Jewish Congregation of New Paltz will host annual Chanukah party Dec. 17

Fun and games at the New Paltz Jewish Community Center Chanukah party in 2016. (photo by Lauren Thomas)

The December holidays have in common a symbolic bringing of light into darkness. The illumination of a Christmas tree symbolizes Christ as the light of the world, and Chanukah, the Jewish festival of rededication, is also known as the festival of lights. The story of Chanukah began when two groups of oppressed Jews joined forces to rise up against assimilation and oppression, and succeeded. After the revolution, in taking back their desecrated temple, there was only enough oil left to light its menorah candles in rededication for a single day. But miraculously, the oil burned for eight days — enough time to generate a fresh supply of oil — and the festival of Chanukah commemorates this miracle.

Chanukah began this year on Tuesday, December 12 at sundown and ends at sunset Wednesday, December 20.


A community lighting of menorahs is one of the highlights of the annual Chanukah celebration held each December by the Jewish Congregation of New Paltz. This year’s event will be on the sixth day of Chanukah, Sunday, December 17 from 4-6 p.m. at the New Paltz Jewish Community Center, 30 North Chestnut Street.

Attendees bring menorahs from home and light them at the same time, just after sundown. A large silver menorah is lit on behalf of the entire community. Menorahs come in as many shapes and types as people do, and at the moment of lighting, it’s a lovely moment to see the glow of candlelight reflected on so many faces, young and old.
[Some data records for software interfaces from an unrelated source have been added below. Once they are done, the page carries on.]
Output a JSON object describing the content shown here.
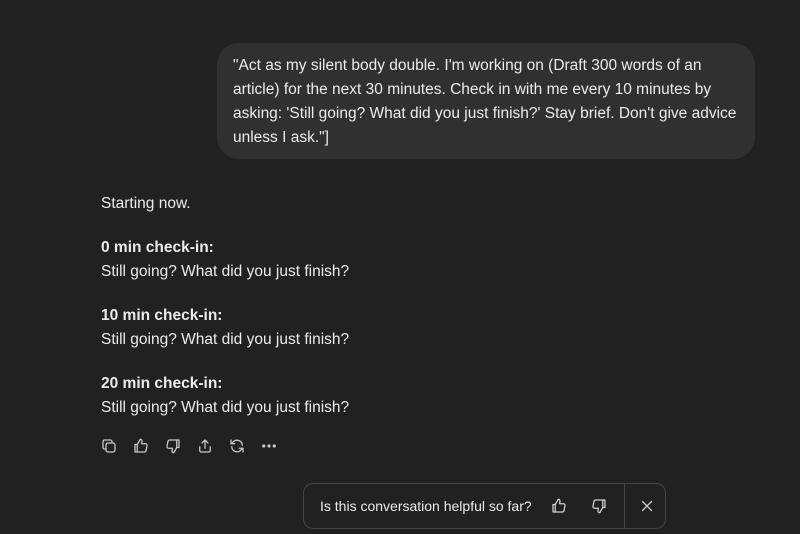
{
  "user_message": {
    "text": "\"Act as my silent body double. I'm working on (Draft 300 words of an article) for the next 30 minutes. Check in with me every 10 minutes by asking: 'Still going? What did you just finish?' Stay brief. Don't give advice unless I ask.\"]"
  },
  "assistant_message": {
    "intro": "Starting now.",
    "checkins": [
      {
        "heading": "0 min check-in:",
        "body": "Still going? What did you just finish?"
      },
      {
        "heading": "10 min check-in:",
        "body": "Still going? What did you just finish?"
      },
      {
        "heading": "20 min check-in:",
        "body": "Still going? What did you just finish?"
      }
    ]
  },
  "actions": {
    "icons": [
      "copy-icon",
      "thumbs-up-icon",
      "thumbs-down-icon",
      "share-icon",
      "regenerate-icon",
      "more-icon"
    ]
  },
  "feedback_bar": {
    "question": "Is this conversation helpful so far?",
    "icons": [
      "thumbs-up-icon",
      "thumbs-down-icon",
      "close-icon"
    ]
  },
  "colors": {
    "background": "#212121",
    "bubble": "#303030",
    "text": "#ececec"
  }
}
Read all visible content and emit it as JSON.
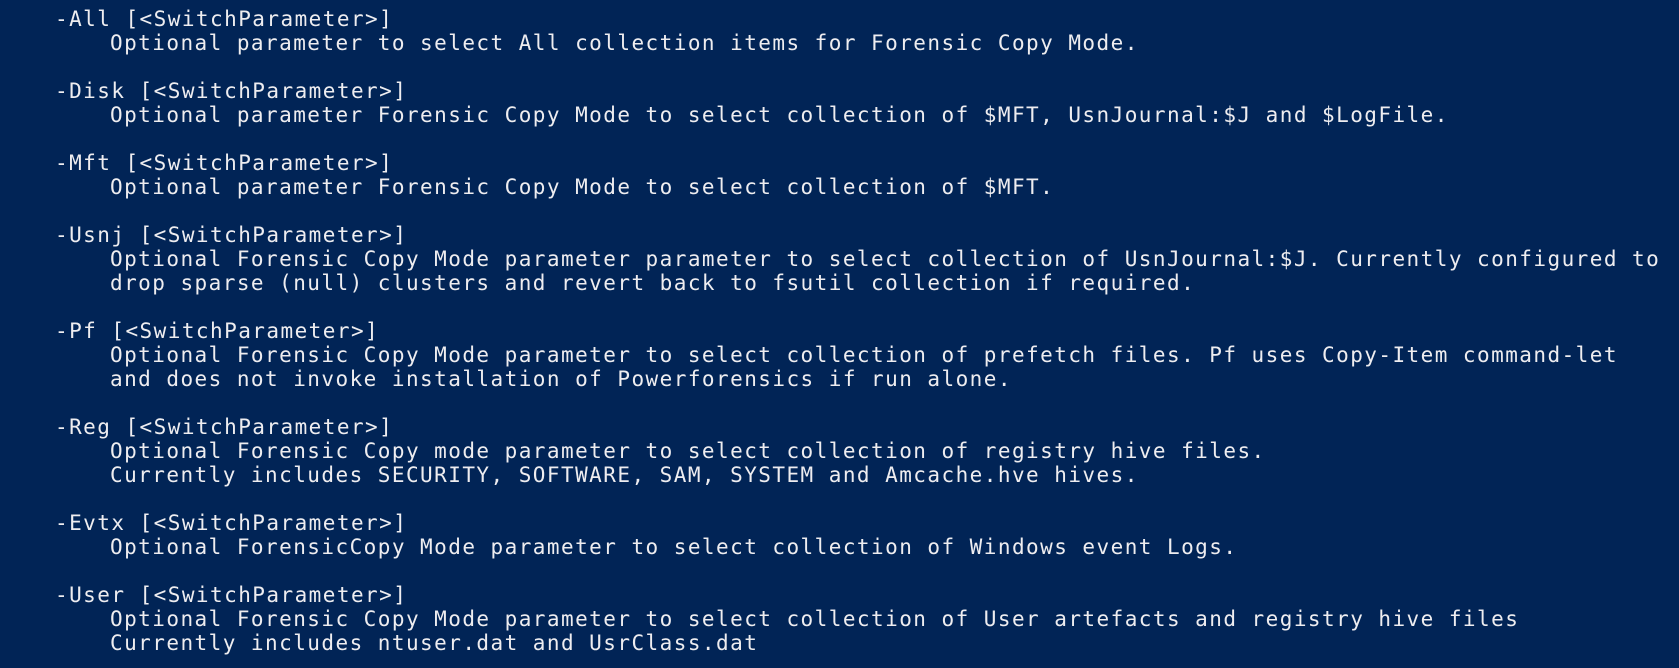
{
  "console": {
    "background": "#012456",
    "foreground": "#eeedf0",
    "parameters": [
      {
        "name": "-All [<SwitchParameter>]",
        "description": [
          "Optional parameter to select All collection items for Forensic Copy Mode."
        ]
      },
      {
        "name": "-Disk [<SwitchParameter>]",
        "description": [
          "Optional parameter Forensic Copy Mode to select collection of $MFT, UsnJournal:$J and $LogFile."
        ]
      },
      {
        "name": "-Mft [<SwitchParameter>]",
        "description": [
          "Optional parameter Forensic Copy Mode to select collection of $MFT."
        ]
      },
      {
        "name": "-Usnj [<SwitchParameter>]",
        "description": [
          "Optional Forensic Copy Mode parameter parameter to select collection of UsnJournal:$J. Currently configured to",
          "drop sparse (null) clusters and revert back to fsutil collection if required."
        ]
      },
      {
        "name": "-Pf [<SwitchParameter>]",
        "description": [
          "Optional Forensic Copy Mode parameter to select collection of prefetch files. Pf uses Copy-Item command-let",
          "and does not invoke installation of Powerforensics if run alone."
        ]
      },
      {
        "name": "-Reg [<SwitchParameter>]",
        "description": [
          "Optional Forensic Copy mode parameter to select collection of registry hive files.",
          "Currently includes SECURITY, SOFTWARE, SAM, SYSTEM and Amcache.hve hives."
        ]
      },
      {
        "name": "-Evtx [<SwitchParameter>]",
        "description": [
          "Optional ForensicCopy Mode parameter to select collection of Windows event Logs."
        ]
      },
      {
        "name": "-User [<SwitchParameter>]",
        "description": [
          "Optional Forensic Copy Mode parameter to select collection of User artefacts and registry hive files",
          "Currently includes ntuser.dat and UsrClass.dat"
        ]
      }
    ]
  }
}
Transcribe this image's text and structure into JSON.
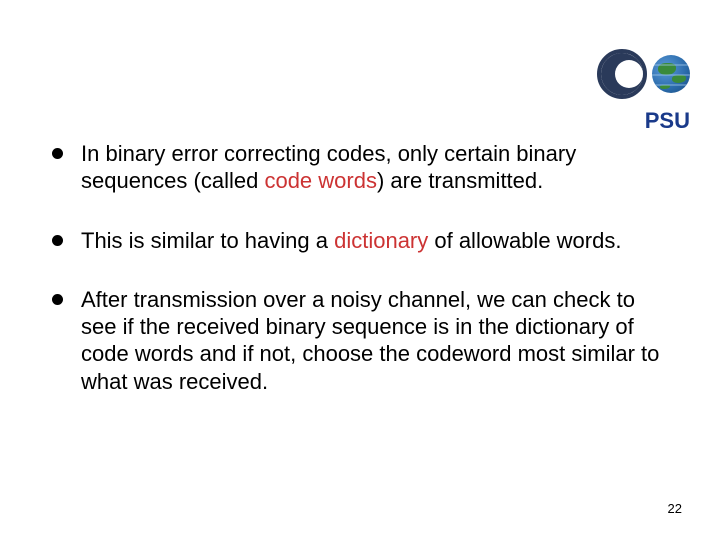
{
  "logo": {
    "label": "PSU",
    "crescent_color": "#2a3a5a",
    "globe_ocean": "#2a6aaa",
    "globe_land": "#3a8a3a"
  },
  "bullets": [
    {
      "segments": [
        {
          "text": "In binary error correcting codes, only certain binary sequences (called ",
          "highlight": false
        },
        {
          "text": "code words",
          "highlight": true
        },
        {
          "text": ") are transmitted.",
          "highlight": false
        }
      ]
    },
    {
      "segments": [
        {
          "text": "This is similar to having a ",
          "highlight": false
        },
        {
          "text": "dictionary",
          "highlight": true
        },
        {
          "text": " of allowable words.",
          "highlight": false
        }
      ]
    },
    {
      "segments": [
        {
          "text": "After transmission over a noisy channel, we can check to see if the received binary sequence is in the dictionary of code words and if not, choose the codeword most similar to what was received.",
          "highlight": false
        }
      ]
    }
  ],
  "page_number": "22"
}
The Chanukah celebration is a convivial affair, and not just for the congregation. “We’d love to have more people from any religion come,” says Jodi Friedman, co-chair of the organization’s Hebrew school. “And you don’t need to bring a menorah. Sometimes I have friends who aren’t Jewish who come; it’s just a great, fun party that brings a lot of different people together, of all ages. I’m always meeting someone new there, and what’s nice is we’re sharing the culture with everybody. It’s a great way to share the holiday together.”

Like any good celebration, good food is front and center. As Friedman notes, “It’s always a feast!” Several banquet tables are filled with vegetarian options to share potluck-style, brought from home by the families attending. Last year’s dinner included casseroles, pasta dishes, deviled eggs and baked goods. Because of the importance of oil to the holiday, fried foods are traditional, particularly donuts and latkes, delicious potato pancakes made with grated potatoes, eggs, garlic powder and matzo meal.

The latkes served up by the hundreds — literally — at the Jewish Congregation’s party are also made with love, by the “Latketeers,” congregation members who spend the entire afternoon prior to the party in the community center’s kosher kitchen frying up the treats. The latkes are offered amidst the potluck to devour with sour cream or applesauce on the side. Not a one will be left over.

It’s easy to identify the Latketeers at the party: they’re the ones wearing matching t-shirts depicting a flaming frying pan on the back of the shirt accompanied by the words, “Frying by the heat of our pans.”

The event is organized each year by a committee from the Hebrew school, led by Donna Greenfield and Lisa Cahn. The sixth and seventh grade students are in charge of games and activities for kids. “And they love doing it,” says Friedman. “They get to become leaders.”

Traditional games of the holiday, like spinning dreidels, are accompanied by craft activities and, new since last year, a “hands-free” donut-eating contest. But this isn’t about quantity; somewhat like bobbing for apples, contestants try to eat donuts tied to a string hanging from a stick, without using their hands.

The congregation’s choir, the Chai Notes (the “C” is silent) lead a sing-along, and spiritual leader Rabbi Bill Strongin gives the blessing at the lighting of the menorahs. A Judaica shop in the lobby, run by congregant Amie Adams, offers a variety of menorahs along with hard-to-find holiday items like Chanukah-themed board games and novelty gift ideas.

The party only lasts for two hours, “but we pack a lot into that short time!” notes Friedman.